WHAT IS NEEDED |
Check each line of the entries for "JSON" and report the ones that have it.

EXERCISE DATA |
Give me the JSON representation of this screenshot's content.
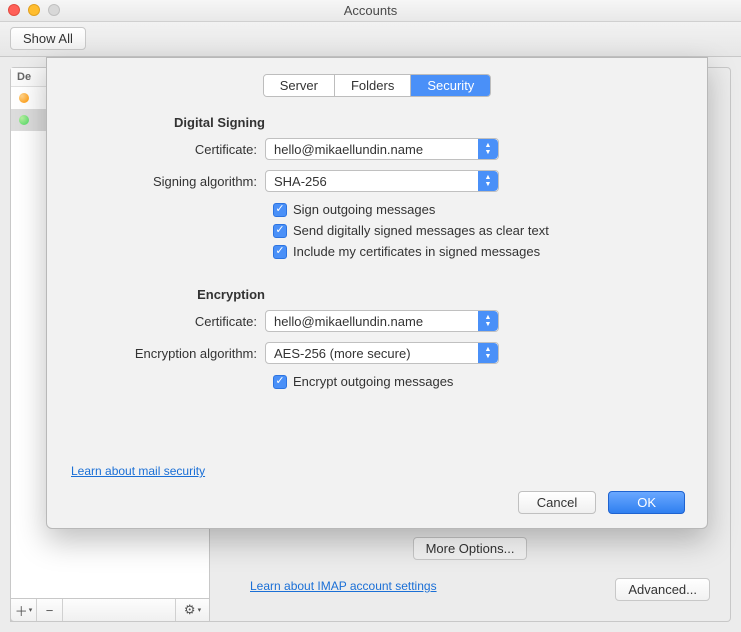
{
  "window": {
    "title": "Accounts"
  },
  "toolbar": {
    "show_all": "Show All"
  },
  "sidebar": {
    "header": "De",
    "items": [
      {
        "label": ""
      },
      {
        "label": ""
      }
    ],
    "footer": {
      "add": "+",
      "remove": "−",
      "gear": "⚙"
    }
  },
  "rightpane": {
    "more_options": "More Options...",
    "link": "Learn about IMAP account settings",
    "advanced": "Advanced..."
  },
  "sheet": {
    "tabs": {
      "server": "Server",
      "folders": "Folders",
      "security": "Security"
    },
    "signing": {
      "title": "Digital Signing",
      "cert_label": "Certificate:",
      "cert_value": "hello@mikaellundin.name",
      "algo_label": "Signing algorithm:",
      "algo_value": "SHA-256",
      "chk1": "Sign outgoing messages",
      "chk2": "Send digitally signed messages as clear text",
      "chk3": "Include my certificates in signed messages"
    },
    "encryption": {
      "title": "Encryption",
      "cert_label": "Certificate:",
      "cert_value": "hello@mikaellundin.name",
      "algo_label": "Encryption algorithm:",
      "algo_value": "AES-256 (more secure)",
      "chk1": "Encrypt outgoing messages"
    },
    "link": "Learn about mail security",
    "cancel": "Cancel",
    "ok": "OK"
  }
}
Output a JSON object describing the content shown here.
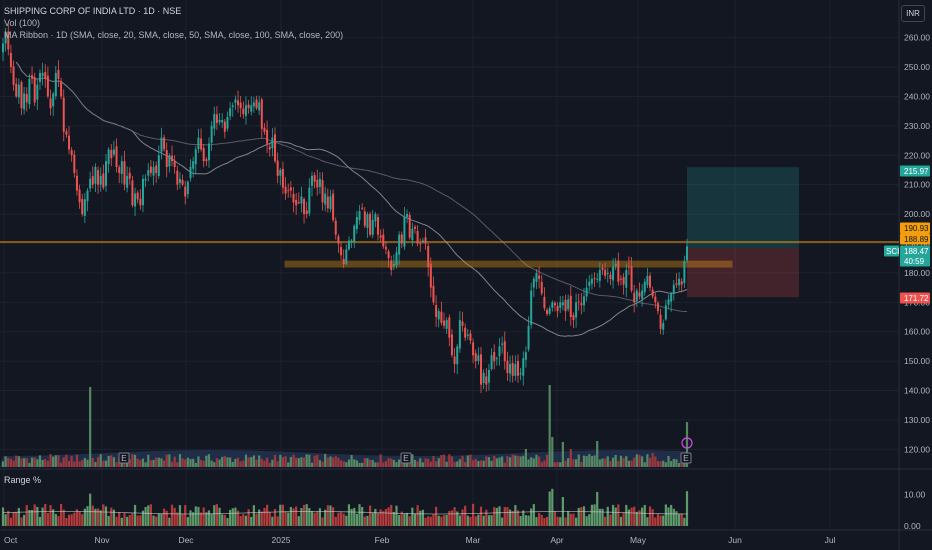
{
  "header": {
    "title": "SHIPPING CORP OF INDIA LTD · 1D · NSE",
    "volume": "Vol (100)",
    "ribbon": "MA Ribbon · 1D (SMA, close, 20, SMA, close, 50, SMA, close, 100, SMA, close, 200)"
  },
  "currency_button": "INR",
  "range_panel_label": "Range %",
  "colors": {
    "bg": "#131722",
    "up": "#26a69a",
    "down": "#ef5350",
    "up_vol": "#5f9a6a",
    "down_vol": "#b23b3b",
    "level": "#f59e0b",
    "ma_light": "#9aa0aa",
    "ma_dark": "#6b6b7b",
    "vol_area": "#2a3f6a"
  },
  "chart_data": {
    "type": "candlestick",
    "y_axis": {
      "ticks": [
        260,
        250,
        240,
        230,
        220,
        210,
        200,
        190,
        180,
        170,
        160,
        150,
        140,
        130,
        120
      ],
      "ylim": [
        114,
        266
      ]
    },
    "x_axis": {
      "labels": [
        "Oct",
        "Nov",
        "Dec",
        "2025",
        "Feb",
        "Mar",
        "Apr",
        "May",
        "Jun",
        "Jul"
      ]
    },
    "range_axis": {
      "ticks": [
        "10.00",
        "0.00"
      ]
    },
    "price_tags": [
      {
        "label": "215.97",
        "value": 215.97,
        "color": "#26a69a"
      },
      {
        "label": "190.93",
        "value": 190.93,
        "color": "#f59e0b"
      },
      {
        "label": "188.89",
        "value": 188.89,
        "color": "#f59e0b"
      },
      {
        "label": "188.47",
        "value": 188.47,
        "color": "#26a69a"
      },
      {
        "label": "40:59",
        "value": 185.3,
        "color": "#26a69a"
      },
      {
        "label": "171.72",
        "value": 171.72,
        "color": "#ef5350"
      }
    ],
    "symbol_tag": "SCI",
    "levels": [
      {
        "name": "horizontal line",
        "value": 190.5
      },
      {
        "name": "support zone",
        "from": 182,
        "to": 184
      }
    ],
    "position": {
      "entry": 188.47,
      "target": 215.97,
      "stop": 171.72,
      "start": "2025-05-16",
      "end": "2025-06-20"
    },
    "earnings_markers": [
      "E",
      "E",
      "E"
    ],
    "series": {
      "closes": [
        258,
        262,
        256,
        250,
        244,
        240,
        244,
        236,
        241,
        238,
        246,
        246,
        238,
        244,
        248,
        248,
        246,
        240,
        236,
        241,
        248,
        246,
        240,
        228,
        227,
        222,
        220,
        214,
        208,
        204,
        200,
        205,
        208,
        212,
        210,
        216,
        210,
        213,
        209,
        218,
        222,
        219,
        222,
        216,
        214,
        218,
        210,
        213,
        212,
        203,
        207,
        205,
        203,
        212,
        212,
        215,
        214,
        216,
        214,
        220,
        226,
        222,
        216,
        220,
        218,
        216,
        210,
        212,
        210,
        206,
        211,
        216,
        218,
        222,
        226,
        222,
        218,
        218,
        224,
        230,
        234,
        231,
        232,
        232,
        228,
        233,
        236,
        237,
        239,
        237,
        236,
        234,
        237,
        236,
        237,
        238,
        236,
        238,
        229,
        228,
        224,
        222,
        226,
        218,
        213,
        215,
        209,
        207,
        208,
        208,
        204,
        203,
        204,
        206,
        200,
        200,
        209,
        213,
        211,
        209,
        212,
        204,
        207,
        202,
        206,
        198,
        193,
        190,
        186,
        183,
        188,
        191,
        191,
        196,
        199,
        201,
        202,
        196,
        200,
        193,
        198,
        200,
        193,
        192,
        189,
        188,
        185,
        181,
        183,
        187,
        193,
        190,
        199,
        200,
        192,
        195,
        195,
        190,
        190,
        191,
        190,
        182,
        175,
        170,
        165,
        167,
        163,
        162,
        164,
        158,
        152,
        149,
        155,
        164,
        162,
        158,
        159,
        157,
        152,
        150,
        152,
        142,
        146,
        142,
        147,
        152,
        150,
        151,
        155,
        156,
        150,
        146,
        149,
        145,
        149,
        145,
        146,
        151,
        153,
        162,
        174,
        178,
        180,
        178,
        173,
        168,
        166,
        168,
        170,
        169,
        167,
        170,
        170,
        167,
        171,
        165,
        164,
        170,
        170,
        169,
        172,
        175,
        177,
        178,
        178,
        178,
        181,
        181,
        179,
        180,
        178,
        182,
        183,
        177,
        178,
        176,
        181,
        182,
        174,
        170,
        174,
        172,
        174,
        177,
        179,
        175,
        172,
        170,
        167,
        161,
        163,
        169,
        171,
        173,
        176,
        176,
        178,
        176,
        184,
        189
      ]
    },
    "notes": "Dates run from 1 Oct 2024 to 16 May 2025 (daily). Volume and range histogram bars and moving averages are drawn from the closes."
  }
}
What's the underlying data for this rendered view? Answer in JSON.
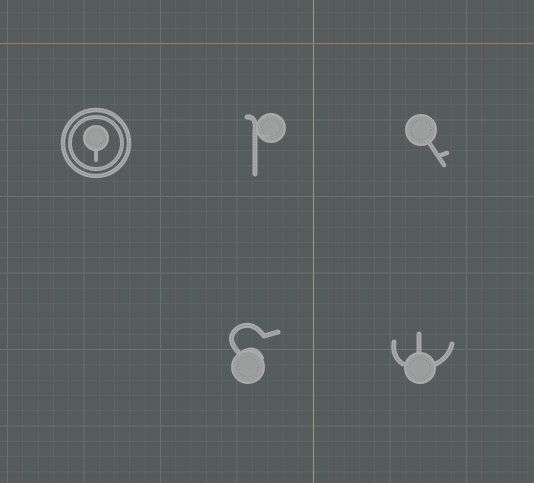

EXERCISE ANSWER |
Give me the JSON representation of this screenshot's content.
Output a JSON object describing the content shown here.
What's the underlying data for this rendered view? Answer in JSON.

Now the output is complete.